A senior UK politician says formal talks on the UK’s exit from the EU may not begin on June 19.
Brexit minister David Davis says this is the same day the government is due to set out its policy programme for the new parliament.
Davis said the Brexit talks would begin at some point next week.
The Conservative Party is due to put its policy programme or Queen’s Speech to parliament on June 19
“It’s in the week of next week, basically, is the first discussions,” Davis said in an interview when asked about the practicalities of the negotiations.
“My permanent secretary is actually in Brussels today talking to them about the details. It may not be on the Monday because we have already got the Queen’s Speech that week and I will have to speak in that and so on.”
Single market “not likely to be on the table”

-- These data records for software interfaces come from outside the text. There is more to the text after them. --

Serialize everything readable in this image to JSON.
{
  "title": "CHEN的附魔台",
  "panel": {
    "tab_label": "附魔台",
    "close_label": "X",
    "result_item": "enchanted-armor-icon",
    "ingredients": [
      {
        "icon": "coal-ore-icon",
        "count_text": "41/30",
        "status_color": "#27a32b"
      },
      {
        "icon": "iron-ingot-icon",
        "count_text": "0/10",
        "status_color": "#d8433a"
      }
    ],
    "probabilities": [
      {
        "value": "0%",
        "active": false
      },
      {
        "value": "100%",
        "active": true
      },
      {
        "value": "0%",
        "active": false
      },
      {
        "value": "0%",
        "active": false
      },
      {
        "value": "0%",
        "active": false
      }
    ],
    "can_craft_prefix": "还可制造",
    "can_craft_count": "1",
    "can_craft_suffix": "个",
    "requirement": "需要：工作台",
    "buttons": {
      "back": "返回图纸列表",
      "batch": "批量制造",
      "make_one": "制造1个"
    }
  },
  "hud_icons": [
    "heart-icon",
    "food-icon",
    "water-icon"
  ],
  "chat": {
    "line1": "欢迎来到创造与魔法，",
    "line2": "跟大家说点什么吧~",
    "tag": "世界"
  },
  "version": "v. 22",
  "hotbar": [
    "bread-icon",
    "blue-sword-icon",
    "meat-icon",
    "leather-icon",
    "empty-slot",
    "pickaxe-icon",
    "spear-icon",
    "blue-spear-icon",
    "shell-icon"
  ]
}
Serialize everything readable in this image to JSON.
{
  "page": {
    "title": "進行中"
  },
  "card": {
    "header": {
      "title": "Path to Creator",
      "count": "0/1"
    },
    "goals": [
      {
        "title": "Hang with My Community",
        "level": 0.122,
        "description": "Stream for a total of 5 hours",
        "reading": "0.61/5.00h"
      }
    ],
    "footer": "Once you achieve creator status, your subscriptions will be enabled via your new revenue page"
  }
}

Remaining in the EU’s single market is not likely to be on the table in the upcoming Brexit negotations, a senior lawmaker from UK Prime Minister Theresa May’s Conservative Party has said.
Opposition lawmakers and some in her own party think May does not have a mandate for her plan to remove Britain from the EU’s single market, after she failed to win a parliamentary majority in last week’s national election.

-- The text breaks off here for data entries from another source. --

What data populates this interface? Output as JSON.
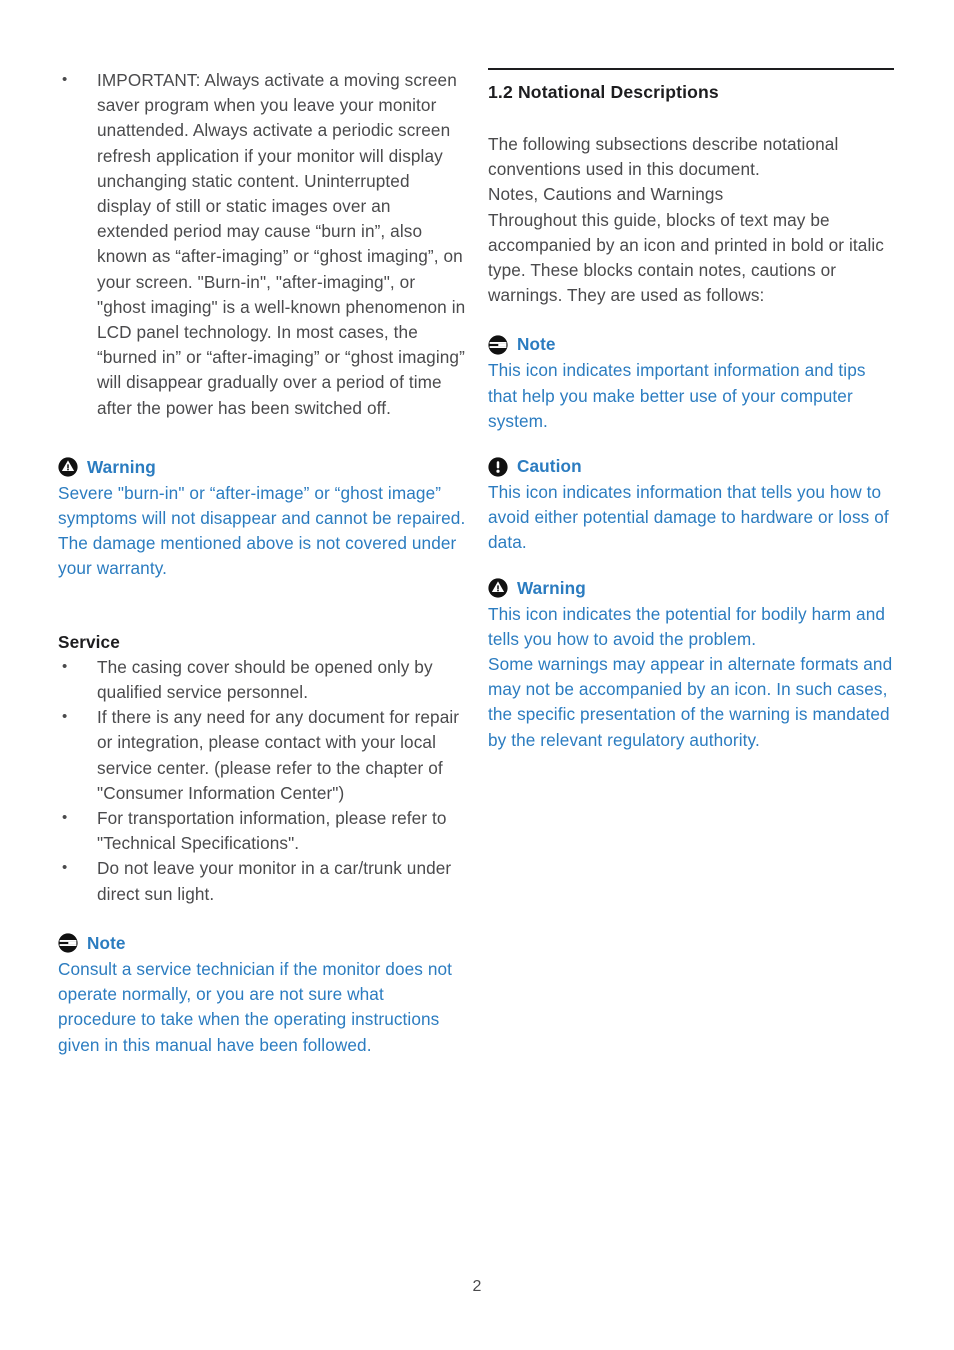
{
  "document": {
    "page_number": "2",
    "accent_blue": "#2b7cc0",
    "body_gray": "#4a4a4c",
    "heading_black": "#1d1d1f"
  },
  "left_column": {
    "important_bullet": "IMPORTANT: Always activate a moving screen saver program when you leave your monitor unattended. Always activate a periodic screen refresh application if your monitor will display unchanging static content. Uninterrupted display of still or static images over an extended period may cause “burn in”, also known as “after-imaging” or “ghost imaging”, on your screen. \"Burn-in\", \"after-imaging\", or \"ghost imaging\" is a well-known phenomenon in LCD panel technology. In most cases, the “burned in” or “after-imaging” or “ghost imaging” will disappear gradually over a period of time after the power has been switched off.",
    "warning_callout": {
      "icon": "warning-triangle-icon",
      "label": "Warning",
      "body": "Severe \"burn-in\" or “after-image” or “ghost image” symptoms will not disappear and cannot be repaired. The damage mentioned above is not covered under your warranty."
    },
    "service_heading": "Service",
    "service_bullets": [
      "The casing cover should be opened only by qualified service personnel.",
      "If there is any need for any document for repair or integration, please contact with your local service center. (please refer to the chapter of \"Consumer Information Center\")",
      "For transportation information, please refer to \"Technical Specifications\".",
      "Do not leave your monitor in a car/trunk under direct sun light."
    ],
    "note_callout": {
      "icon": "note-icon",
      "label": "Note",
      "body": "Consult a service technician if the monitor does not operate normally, or you are not sure what procedure to take when the operating instructions given in this manual have been followed."
    }
  },
  "right_column": {
    "section_title": "1.2 Notational Descriptions",
    "intro_paragraph_1": "The following subsections describe notational conventions used in this document.",
    "intro_subheading": "Notes, Cautions and Warnings",
    "intro_paragraph_2": "Throughout this guide, blocks of text may be accompanied by an icon and printed in bold or italic type. These blocks contain notes, cautions or warnings. They are used as follows:",
    "note_callout": {
      "icon": "note-icon",
      "label": "Note",
      "body": "This icon indicates important information and tips that help you make better use of your computer system."
    },
    "caution_callout": {
      "icon": "caution-exclamation-icon",
      "label": "Caution",
      "body": "This icon indicates information that tells you how to avoid either potential damage to hardware or loss of data."
    },
    "warning_callout": {
      "icon": "warning-triangle-icon",
      "label": "Warning",
      "body_1": "This icon indicates the potential for bodily harm and tells you how to avoid the problem.",
      "body_2": "Some warnings may appear in alternate formats and may not be accompanied by an icon. In such cases, the specific presentation of the warning is mandated by the relevant regulatory authority."
    }
  }
}
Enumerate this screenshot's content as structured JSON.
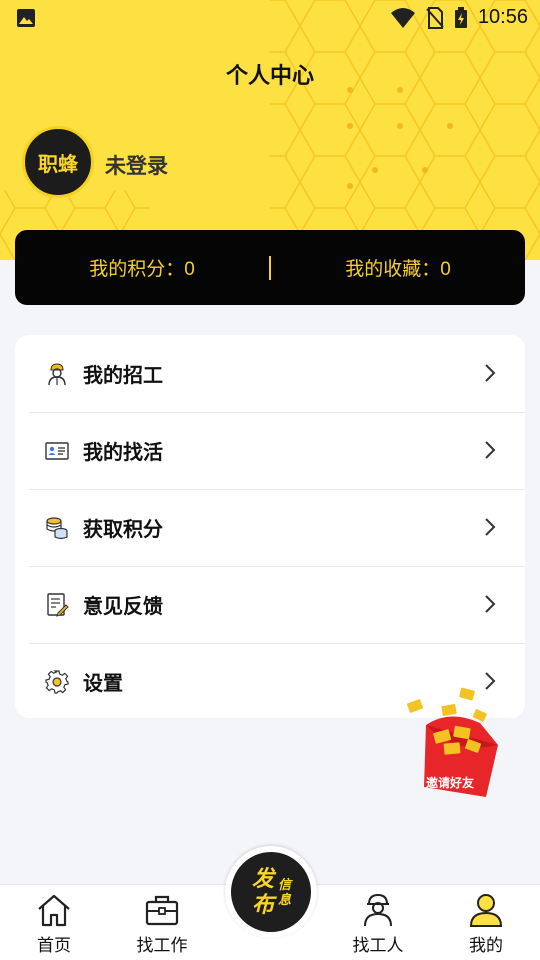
{
  "status_bar": {
    "time": "10:56"
  },
  "header": {
    "title": "个人中心",
    "avatar_text": "职蜂",
    "login_status": "未登录"
  },
  "stats": {
    "points": "我的积分：0",
    "favorites": "我的收藏：0"
  },
  "menu": {
    "items": [
      {
        "label": "我的招工",
        "icon": "worker-icon"
      },
      {
        "label": "我的找活",
        "icon": "id-card-icon"
      },
      {
        "label": "获取积分",
        "icon": "coins-icon"
      },
      {
        "label": "意见反馈",
        "icon": "feedback-icon"
      },
      {
        "label": "设置",
        "icon": "gear-icon"
      }
    ]
  },
  "promo": {
    "label": "邀请好友"
  },
  "publish": {
    "main": "发布",
    "sub": "信息"
  },
  "tabbar": {
    "tabs": [
      {
        "label": "首页",
        "icon": "home-icon"
      },
      {
        "label": "找工作",
        "icon": "briefcase-icon"
      },
      {
        "label": "找工人",
        "icon": "worker-icon"
      },
      {
        "label": "我的",
        "icon": "user-icon",
        "active": true
      }
    ]
  },
  "colors": {
    "brand_yellow": "#fde142",
    "stats_text": "#f6cf2a",
    "dark": "#050505"
  }
}
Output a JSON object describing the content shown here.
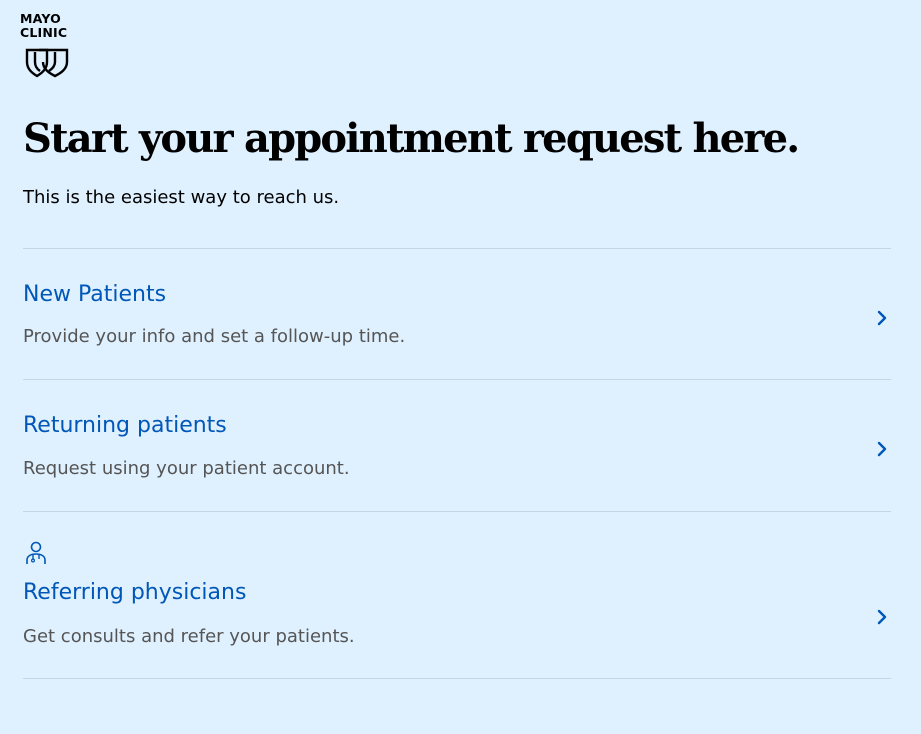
{
  "logo": {
    "line1": "MAYO",
    "line2": "CLINIC",
    "mark_icon": "mayo-shields-icon"
  },
  "header": {
    "title": "Start your appointment request here.",
    "subtitle": "This is the easiest way to reach us."
  },
  "options": [
    {
      "title": "New Patients",
      "description": "Provide your info and set a follow-up time.",
      "icon": "chevron-right-icon"
    },
    {
      "title": "Returning patients",
      "description": "Request using your patient account.",
      "icon": "chevron-right-icon"
    },
    {
      "title": "Referring physicians",
      "description": "Get consults and refer your patients.",
      "leading_icon": "physician-icon",
      "icon": "chevron-right-icon"
    }
  ],
  "colors": {
    "background": "#dff0fe",
    "link": "#0057b8",
    "muted_text": "#555555",
    "divider": "#c8d6e1"
  }
}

“Everything has to be looked at but we should not get carried away,” said Graham Brady, the Chair of the influential 1922 Committee of Conservative MPs told the media.
He had been asked whether the government’s approach to Brexit needed to be re-examined.

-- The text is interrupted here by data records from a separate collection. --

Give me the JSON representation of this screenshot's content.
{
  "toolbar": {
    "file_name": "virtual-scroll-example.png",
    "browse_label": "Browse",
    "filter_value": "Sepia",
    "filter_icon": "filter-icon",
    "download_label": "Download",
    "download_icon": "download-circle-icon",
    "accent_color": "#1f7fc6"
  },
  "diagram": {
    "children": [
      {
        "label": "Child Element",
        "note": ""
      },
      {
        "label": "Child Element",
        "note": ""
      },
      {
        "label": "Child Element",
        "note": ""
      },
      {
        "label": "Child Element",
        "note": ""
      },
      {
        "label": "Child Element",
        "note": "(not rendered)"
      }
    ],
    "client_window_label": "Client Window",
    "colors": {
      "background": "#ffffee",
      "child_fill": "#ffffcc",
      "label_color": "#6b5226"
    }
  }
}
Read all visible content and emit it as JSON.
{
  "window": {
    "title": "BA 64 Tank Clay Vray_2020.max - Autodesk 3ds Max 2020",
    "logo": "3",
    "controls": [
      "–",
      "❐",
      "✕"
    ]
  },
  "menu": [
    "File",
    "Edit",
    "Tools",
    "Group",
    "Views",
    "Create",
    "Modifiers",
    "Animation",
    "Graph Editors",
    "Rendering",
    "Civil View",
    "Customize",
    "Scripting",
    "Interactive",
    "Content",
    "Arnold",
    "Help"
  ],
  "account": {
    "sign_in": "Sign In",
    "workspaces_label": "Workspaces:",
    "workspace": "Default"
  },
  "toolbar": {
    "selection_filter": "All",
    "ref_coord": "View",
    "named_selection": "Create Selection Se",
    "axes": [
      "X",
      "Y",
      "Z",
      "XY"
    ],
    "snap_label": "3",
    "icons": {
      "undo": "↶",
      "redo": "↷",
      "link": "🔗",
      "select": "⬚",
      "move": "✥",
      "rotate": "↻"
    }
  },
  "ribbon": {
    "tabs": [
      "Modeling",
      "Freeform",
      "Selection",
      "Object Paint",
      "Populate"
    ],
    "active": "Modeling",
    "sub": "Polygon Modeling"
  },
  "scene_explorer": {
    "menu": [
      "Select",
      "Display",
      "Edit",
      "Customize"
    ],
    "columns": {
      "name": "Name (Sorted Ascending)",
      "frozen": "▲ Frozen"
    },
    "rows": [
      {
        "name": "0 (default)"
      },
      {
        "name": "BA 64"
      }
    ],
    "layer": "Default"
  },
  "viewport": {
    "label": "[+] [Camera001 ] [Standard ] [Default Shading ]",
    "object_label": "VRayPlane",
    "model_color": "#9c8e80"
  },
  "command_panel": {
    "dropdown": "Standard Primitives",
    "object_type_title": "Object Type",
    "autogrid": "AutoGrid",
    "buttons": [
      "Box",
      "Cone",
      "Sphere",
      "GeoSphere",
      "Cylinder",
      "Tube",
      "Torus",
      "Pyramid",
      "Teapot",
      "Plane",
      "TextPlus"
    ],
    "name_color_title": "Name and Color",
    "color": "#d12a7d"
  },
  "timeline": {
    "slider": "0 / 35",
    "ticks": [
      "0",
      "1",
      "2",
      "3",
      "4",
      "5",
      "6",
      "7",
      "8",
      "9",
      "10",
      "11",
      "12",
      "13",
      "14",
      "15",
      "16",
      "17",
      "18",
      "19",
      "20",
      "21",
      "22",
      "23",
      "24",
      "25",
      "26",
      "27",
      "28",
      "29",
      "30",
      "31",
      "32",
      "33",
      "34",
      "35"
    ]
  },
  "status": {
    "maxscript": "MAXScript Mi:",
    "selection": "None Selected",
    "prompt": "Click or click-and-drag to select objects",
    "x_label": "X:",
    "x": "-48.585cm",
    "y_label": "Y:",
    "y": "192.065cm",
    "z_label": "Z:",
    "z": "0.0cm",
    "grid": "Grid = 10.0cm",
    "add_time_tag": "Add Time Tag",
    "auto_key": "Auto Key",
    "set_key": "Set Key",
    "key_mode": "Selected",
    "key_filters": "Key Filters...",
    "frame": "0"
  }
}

Asked whether the government might seek a deal with the EU that involved controlling immigration whilst remaining a member of the single market, he referred to the experience of May’s predecessor as prime minister, David Cameron.
“David Cameron tried to make that work and nobody was prepared to deal with him on that basis so I’m not sure that would be on the table.”